Yates (Preaching – page 144) comments on these verses as follows:-
Jeremiah is cruel in his treatment of the poor, defenceless idols that men
use as substitutes for God. They are unresponsive sticks that have to be
decorated so as to conceal the fact that they are only dead wood.
Instead of carrying they must be carried.
They must be fashioned; God fashions.
No speech, no power, no breath, no intelligence, no worth, no influence and
no permanence can be attributed to them.
In contrast Yahweh is eternal, living, active, powerful.
To say that fellow believers are unknowingly worshipping an idol in like manner with Christmas Trees, dressing them up with tinsel and decorations is stretching the point and is erroneous within correct exegesis!
The art of the Christmas Tree to give an effect or atmosphere was introduced into this country by Prince Albert during the reign of Queen Victoria as it was a tradition in parts of Europe. It has since taken on many styles and variations with a crowning star or Angel, decorative balls, stars, figures, chocolates, lights etc.
It of course has nothing to do with the birth of Christ and this is where the error lies within type on the other side of the proverbial coin. Christians who wish to continue to have one are not bowing down when putting presents under or around their real or man made tree, they are for their children and each other. Neither is it an act of idolatry as no one who is a believer sees another god in the tree and are offended at the charge. We are told not to judge one another or anything before the time from the inspired pen of Paul.

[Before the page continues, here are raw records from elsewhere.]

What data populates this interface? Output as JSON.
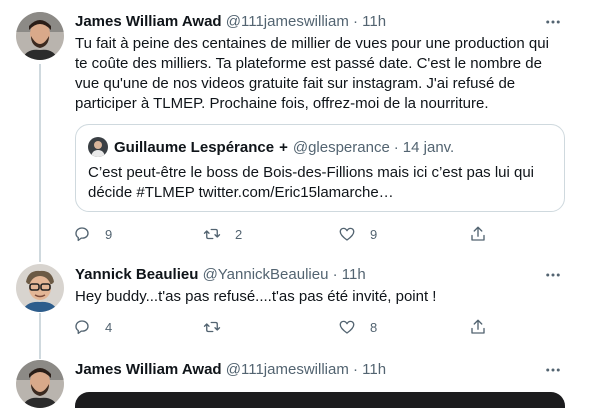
{
  "tweets": [
    {
      "name": "James William Awad",
      "handle": "@111jameswilliam",
      "separator": "·",
      "time": "11h",
      "avatar_icon": "profile-photo-bearded-man",
      "text": "Tu fait à peine des centaines de millier de vues pour une production qui te coûte des milliers. Ta plateforme est passé date. C'est le nombre de vue qu'une de nos videos gratuite fait sur instagram. J'ai refusé de participer à TLMEP. Prochaine fois, offrez-moi de la nourriture.",
      "quote": {
        "name": "Guillaume Lespérance",
        "badge": "+",
        "handle": "@glesperance",
        "separator": "·",
        "time": "14 janv.",
        "avatar_icon": "profile-photo-man",
        "text_line1": "C’est peut-être le boss de Bois-des-Fillions mais ici c’est pas lui qui",
        "text_line2": "décide #TLMEP twitter.com/Eric15lamarche…"
      },
      "actions": {
        "replies": "9",
        "retweets": "2",
        "likes": "9"
      }
    },
    {
      "name": "Yannick Beaulieu",
      "handle": "@YannickBeaulieu",
      "separator": "·",
      "time": "11h",
      "avatar_icon": "profile-photo-man-glasses",
      "text": "Hey buddy...t'as pas refusé....t'as pas été invité, point !",
      "actions": {
        "replies": "4",
        "retweets": "",
        "likes": "8"
      }
    },
    {
      "name": "James William Awad",
      "handle": "@111jameswilliam",
      "separator": "·",
      "time": "11h",
      "avatar_icon": "profile-photo-bearded-man"
    }
  ],
  "icons": {
    "reply": "reply-icon",
    "retweet": "retweet-icon",
    "like": "heart-icon",
    "share": "share-icon",
    "more": "more-icon"
  },
  "colors": {
    "text": "#0f1419",
    "secondary": "#536471",
    "border": "#cfd9de",
    "thread_line": "#cfd9de"
  }
}
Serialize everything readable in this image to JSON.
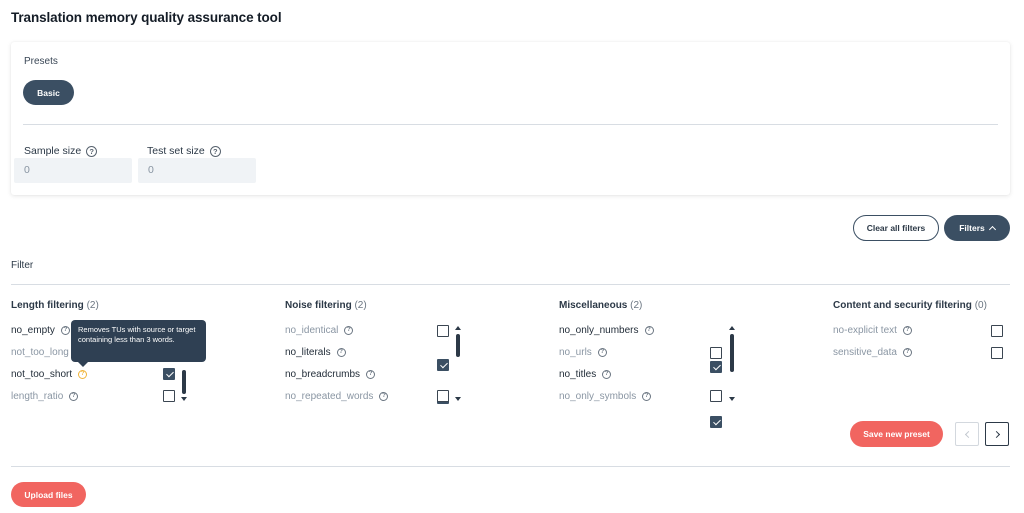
{
  "page_title": "Translation memory quality assurance tool",
  "presets": {
    "label": "Presets",
    "items": [
      "Basic"
    ]
  },
  "sample_size": {
    "label": "Sample size",
    "value": "0"
  },
  "test_set_size": {
    "label": "Test set size",
    "value": "0"
  },
  "toolbar": {
    "clear_label": "Clear all filters",
    "filters_label": "Filters"
  },
  "filter_section_label": "Filter",
  "groups": [
    {
      "title": "Length filtering",
      "count": "(2)",
      "rows": [
        {
          "label": "no_empty",
          "checked": false,
          "enabled": true
        },
        {
          "label": "not_too_long",
          "checked": false,
          "enabled": false
        },
        {
          "label": "not_too_short",
          "checked": true,
          "enabled": true
        },
        {
          "label": "length_ratio",
          "checked": false,
          "enabled": false
        }
      ]
    },
    {
      "title": "Noise filtering",
      "count": "(2)",
      "rows": [
        {
          "label": "no_identical",
          "checked": false,
          "enabled": false
        },
        {
          "label": "no_literals",
          "checked": true,
          "enabled": true
        },
        {
          "label": "no_breadcrumbs",
          "checked": true,
          "enabled": true
        },
        {
          "label": "no_repeated_words",
          "checked": false,
          "enabled": false
        }
      ]
    },
    {
      "title": "Miscellaneous",
      "count": "(2)",
      "rows": [
        {
          "label": "no_only_numbers",
          "checked": true,
          "enabled": true
        },
        {
          "label": "no_urls",
          "checked": false,
          "enabled": false
        },
        {
          "label": "no_titles",
          "checked": true,
          "enabled": true
        },
        {
          "label": "no_only_symbols",
          "checked": false,
          "enabled": false
        }
      ]
    },
    {
      "title": "Content and security filtering",
      "count": "(0)",
      "rows": [
        {
          "label": "no-explicit text",
          "checked": false,
          "enabled": false
        },
        {
          "label": "sensitive_data",
          "checked": false,
          "enabled": false
        }
      ]
    }
  ],
  "tooltip": "Removes TUs with source or target containing less than 3 words.",
  "save_preset_label": "Save new preset",
  "upload_label": "Upload files",
  "colors": {
    "primary": "#3b4f63",
    "accent": "#f16560",
    "tooltip_help": "#f0b43a"
  },
  "icons": [
    "help-icon",
    "chevron-up-icon",
    "chevron-left-icon",
    "chevron-right-icon",
    "checkbox-checked-icon"
  ]
}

Being legalistic causes division and we should simply pray and leave others to God in matters which are not central to salvation. We are to try and maintain the bond of peace with one another. It is then a personal point of view whether some traditions are harder than others to let go off within spiritual growth.
Date : 30/11/-0001